> _EXERCISE BRIEF_:
Reproduce the following entries exactly, leaving nothing out.
►
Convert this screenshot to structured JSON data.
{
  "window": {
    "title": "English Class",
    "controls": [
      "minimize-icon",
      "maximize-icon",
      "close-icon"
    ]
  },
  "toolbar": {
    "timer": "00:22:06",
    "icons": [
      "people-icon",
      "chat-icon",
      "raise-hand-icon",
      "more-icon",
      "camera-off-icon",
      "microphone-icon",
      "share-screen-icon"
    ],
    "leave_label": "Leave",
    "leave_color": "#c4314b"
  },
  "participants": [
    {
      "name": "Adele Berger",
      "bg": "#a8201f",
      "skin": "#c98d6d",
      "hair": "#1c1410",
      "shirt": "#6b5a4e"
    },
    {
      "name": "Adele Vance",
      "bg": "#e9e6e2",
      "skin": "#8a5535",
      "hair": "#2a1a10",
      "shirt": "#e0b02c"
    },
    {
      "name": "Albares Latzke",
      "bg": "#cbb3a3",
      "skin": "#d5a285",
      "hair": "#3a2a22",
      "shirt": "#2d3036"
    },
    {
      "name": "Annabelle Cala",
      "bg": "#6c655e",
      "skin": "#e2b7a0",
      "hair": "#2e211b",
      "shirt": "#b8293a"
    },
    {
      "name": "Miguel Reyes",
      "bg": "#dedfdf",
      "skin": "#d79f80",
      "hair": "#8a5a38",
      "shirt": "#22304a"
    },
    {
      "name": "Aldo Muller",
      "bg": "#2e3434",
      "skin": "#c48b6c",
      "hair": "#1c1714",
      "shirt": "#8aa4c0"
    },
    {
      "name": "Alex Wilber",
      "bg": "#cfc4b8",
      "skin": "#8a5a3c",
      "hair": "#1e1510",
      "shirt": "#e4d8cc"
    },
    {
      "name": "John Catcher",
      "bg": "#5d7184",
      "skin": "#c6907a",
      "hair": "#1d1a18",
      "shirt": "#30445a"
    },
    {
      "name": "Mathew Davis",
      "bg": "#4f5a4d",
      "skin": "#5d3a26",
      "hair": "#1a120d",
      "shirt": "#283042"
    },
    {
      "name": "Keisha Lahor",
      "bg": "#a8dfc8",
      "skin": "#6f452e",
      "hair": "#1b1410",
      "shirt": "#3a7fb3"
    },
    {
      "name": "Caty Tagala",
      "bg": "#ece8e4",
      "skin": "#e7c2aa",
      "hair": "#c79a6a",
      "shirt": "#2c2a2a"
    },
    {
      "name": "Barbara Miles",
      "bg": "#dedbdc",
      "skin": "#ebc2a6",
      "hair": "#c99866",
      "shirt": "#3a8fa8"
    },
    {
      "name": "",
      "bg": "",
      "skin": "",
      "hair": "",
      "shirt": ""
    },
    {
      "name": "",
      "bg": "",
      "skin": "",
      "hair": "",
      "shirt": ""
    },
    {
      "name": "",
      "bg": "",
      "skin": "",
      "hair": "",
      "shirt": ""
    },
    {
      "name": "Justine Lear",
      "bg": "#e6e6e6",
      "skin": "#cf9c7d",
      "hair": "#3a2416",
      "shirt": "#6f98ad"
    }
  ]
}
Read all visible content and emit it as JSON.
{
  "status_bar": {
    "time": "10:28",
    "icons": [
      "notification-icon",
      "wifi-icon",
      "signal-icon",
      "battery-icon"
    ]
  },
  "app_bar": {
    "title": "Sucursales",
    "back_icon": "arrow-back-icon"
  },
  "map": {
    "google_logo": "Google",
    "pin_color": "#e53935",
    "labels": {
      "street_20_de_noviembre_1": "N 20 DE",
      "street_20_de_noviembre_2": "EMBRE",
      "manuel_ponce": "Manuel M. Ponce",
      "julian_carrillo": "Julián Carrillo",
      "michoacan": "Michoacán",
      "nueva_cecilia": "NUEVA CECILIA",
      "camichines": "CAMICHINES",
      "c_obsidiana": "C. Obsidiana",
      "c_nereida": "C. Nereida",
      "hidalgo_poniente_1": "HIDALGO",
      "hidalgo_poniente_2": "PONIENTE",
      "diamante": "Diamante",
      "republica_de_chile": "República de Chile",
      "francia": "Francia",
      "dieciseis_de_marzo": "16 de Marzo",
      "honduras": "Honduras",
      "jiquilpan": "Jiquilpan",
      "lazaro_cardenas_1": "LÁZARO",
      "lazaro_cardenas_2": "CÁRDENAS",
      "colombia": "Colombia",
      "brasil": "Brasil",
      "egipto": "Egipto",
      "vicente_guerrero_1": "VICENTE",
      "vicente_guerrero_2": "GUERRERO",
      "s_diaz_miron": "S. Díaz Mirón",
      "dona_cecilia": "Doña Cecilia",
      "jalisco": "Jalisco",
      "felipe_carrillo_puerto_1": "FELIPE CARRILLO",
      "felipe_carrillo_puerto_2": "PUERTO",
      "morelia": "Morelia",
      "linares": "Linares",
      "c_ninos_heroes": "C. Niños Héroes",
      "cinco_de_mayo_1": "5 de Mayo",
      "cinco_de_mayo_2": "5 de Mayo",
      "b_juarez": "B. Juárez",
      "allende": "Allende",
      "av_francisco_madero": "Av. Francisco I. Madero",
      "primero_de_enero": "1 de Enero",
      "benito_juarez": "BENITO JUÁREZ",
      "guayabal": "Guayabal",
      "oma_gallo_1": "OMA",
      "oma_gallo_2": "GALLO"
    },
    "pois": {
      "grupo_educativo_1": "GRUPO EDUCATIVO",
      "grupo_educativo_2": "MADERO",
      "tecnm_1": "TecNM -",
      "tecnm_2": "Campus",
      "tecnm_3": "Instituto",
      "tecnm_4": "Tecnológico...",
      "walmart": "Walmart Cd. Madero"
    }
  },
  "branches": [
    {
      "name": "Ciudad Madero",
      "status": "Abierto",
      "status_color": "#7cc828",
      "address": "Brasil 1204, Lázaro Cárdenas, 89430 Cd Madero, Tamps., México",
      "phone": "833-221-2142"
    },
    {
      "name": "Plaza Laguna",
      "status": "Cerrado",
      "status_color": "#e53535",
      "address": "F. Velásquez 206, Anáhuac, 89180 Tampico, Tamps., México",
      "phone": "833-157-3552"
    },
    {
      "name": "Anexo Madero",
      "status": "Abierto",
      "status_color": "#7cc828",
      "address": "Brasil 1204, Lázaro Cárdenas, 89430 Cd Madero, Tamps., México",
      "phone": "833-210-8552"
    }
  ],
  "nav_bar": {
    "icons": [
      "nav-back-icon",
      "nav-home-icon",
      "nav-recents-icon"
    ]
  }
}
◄
> _ANSWER AREA_:
Convert this screenshot to structured JSON data.
{
  "window": {
    "title": "English Class",
    "controls": [
      "minimize-icon",
      "maximize-icon",
      "close-icon"
    ]
  },
  "toolbar": {
    "timer": "00:22:06",
    "icons": [
      "people-icon",
      "chat-icon",
      "raise-hand-icon",
      "more-icon",
      "camera-off-icon",
      "microphone-icon",
      "share-screen-icon"
    ],
    "leave_label": "Leave",
    "leave_color": "#c4314b"
  },
  "participants": [
    {
      "name": "Adele Berger",
      "bg": "#a8201f",
      "skin": "#c98d6d",
      "hair": "#1c1410",
      "shirt": "#6b5a4e"
    },
    {
      "name": "Adele Vance",
      "bg": "#e9e6e2",
      "skin": "#8a5535",
      "hair": "#2a1a10",
      "shirt": "#e0b02c"
    },
    {
      "name": "Albares Latzke",
      "bg": "#cbb3a3",
      "skin": "#d5a285",
      "hair": "#3a2a22",
      "shirt": "#2d3036"
    },
    {
      "name": "Annabelle Cala",
      "bg": "#6c655e",
      "skin": "#e2b7a0",
      "hair": "#2e211b",
      "shirt": "#b8293a"
    },
    {
      "name": "Miguel Reyes",
      "bg": "#dedfdf",
      "skin": "#d79f80",
      "hair": "#8a5a38",
      "shirt": "#22304a"
    },
    {
      "name": "Aldo Muller",
      "bg": "#2e3434",
      "skin": "#c48b6c",
      "hair": "#1c1714",
      "shirt": "#8aa4c0"
    },
    {
      "name": "Alex Wilber",
      "bg": "#cfc4b8",
      "skin": "#8a5a3c",
      "hair": "#1e1510",
      "shirt": "#e4d8cc"
    },
    {
      "name": "John Catcher",
      "bg": "#5d7184",
      "skin": "#c6907a",
      "hair": "#1d1a18",
      "shirt": "#30445a"
    },
    {
      "name": "Mathew Davis",
      "bg": "#4f5a4d",
      "skin": "#5d3a26",
      "hair": "#1a120d",
      "shirt": "#283042"
    },
    {
      "name": "Keisha Lahor",
      "bg": "#a8dfc8",
      "skin": "#6f452e",
      "hair": "#1b1410",
      "shirt": "#3a7fb3"
    },
    {
      "name": "Caty Tagala",
      "bg": "#ece8e4",
      "skin": "#e7c2aa",
      "hair": "#c79a6a",
      "shirt": "#2c2a2a"
    },
    {
      "name": "Barbara Miles",
      "bg": "#dedbdc",
      "skin": "#ebc2a6",
      "hair": "#c99866",
      "shirt": "#3a8fa8"
    },
    {
      "name": "",
      "bg": "",
      "skin": "",
      "hair": "",
      "shirt": ""
    },
    {
      "name": "",
      "bg": "",
      "skin": "",
      "hair": "",
      "shirt": ""
    },
    {
      "name": "",
      "bg": "",
      "skin": "",
      "hair": "",
      "shirt": ""
    },
    {
      "name": "Justine Lear",
      "bg": "#e6e6e6",
      "skin": "#cf9c7d",
      "hair": "#3a2416",
      "shirt": "#6f98ad"
    }
  ]
}
Read all visible content and emit it as JSON.
{
  "status_bar": {
    "time": "10:28",
    "icons": [
      "notification-icon",
      "wifi-icon",
      "signal-icon",
      "battery-icon"
    ]
  },
  "app_bar": {
    "title": "Sucursales",
    "back_icon": "arrow-back-icon"
  },
  "map": {
    "google_logo": "Google",
    "pin_color": "#e53935",
    "labels": {
      "street_20_de_noviembre_1": "N 20 DE",
      "street_20_de_noviembre_2": "EMBRE",
      "manuel_ponce": "Manuel M. Ponce",
      "julian_carrillo": "Julián Carrillo",
      "michoacan": "Michoacán",
      "nueva_cecilia": "NUEVA CECILIA",
      "camichines": "CAMICHINES",
      "c_obsidiana": "C. Obsidiana",
      "c_nereida": "C. Nereida",
      "hidalgo_poniente_1": "HIDALGO",
      "hidalgo_poniente_2": "PONIENTE",
      "diamante": "Diamante",
      "republica_de_chile": "República de Chile",
      "francia": "Francia",
      "dieciseis_de_marzo": "16 de Marzo",
      "honduras": "Honduras",
      "jiquilpan": "Jiquilpan",
      "lazaro_cardenas_1": "LÁZARO",
      "lazaro_cardenas_2": "CÁRDENAS",
      "colombia": "Colombia",
      "brasil": "Brasil",
      "egipto": "Egipto",
      "vicente_guerrero_1": "VICENTE",
      "vicente_guerrero_2": "GUERRERO",
      "s_diaz_miron": "S. Díaz Mirón",
      "dona_cecilia": "Doña Cecilia",
      "jalisco": "Jalisco",
      "felipe_carrillo_puerto_1": "FELIPE CARRILLO",
      "felipe_carrillo_puerto_2": "PUERTO",
      "morelia": "Morelia",
      "linares": "Linares",
      "c_ninos_heroes": "C. Niños Héroes",
      "cinco_de_mayo_1": "5 de Mayo",
      "cinco_de_mayo_2": "5 de Mayo",
      "b_juarez": "B. Juárez",
      "allende": "Allende",
      "av_francisco_madero": "Av. Francisco I. Madero",
      "primero_de_enero": "1 de Enero",
      "benito_juarez": "BENITO JUÁREZ",
      "guayabal": "Guayabal",
      "oma_gallo_1": "OMA",
      "oma_gallo_2": "GALLO"
    },
    "pois": {
      "grupo_educativo_1": "GRUPO EDUCATIVO",
      "grupo_educativo_2": "MADERO",
      "tecnm_1": "TecNM -",
      "tecnm_2": "Campus",
      "tecnm_3": "Instituto",
      "tecnm_4": "Tecnológico...",
      "walmart": "Walmart Cd. Madero"
    }
  },
  "branches": [
    {
      "name": "Ciudad Madero",
      "status": "Abierto",
      "status_color": "#7cc828",
      "address": "Brasil 1204, Lázaro Cárdenas, 89430 Cd Madero, Tamps., México",
      "phone": "833-221-2142"
    },
    {
      "name": "Plaza Laguna",
      "status": "Cerrado",
      "status_color": "#e53535",
      "address": "F. Velásquez 206, Anáhuac, 89180 Tampico, Tamps., México",
      "phone": "833-157-3552"
    },
    {
      "name": "Anexo Madero",
      "status": "Abierto",
      "status_color": "#7cc828",
      "address": "Brasil 1204, Lázaro Cárdenas, 89430 Cd Madero, Tamps., México",
      "phone": "833-210-8552"
    }
  ],
  "nav_bar": {
    "icons": [
      "nav-back-icon",
      "nav-home-icon",
      "nav-recents-icon"
    ]
  }
}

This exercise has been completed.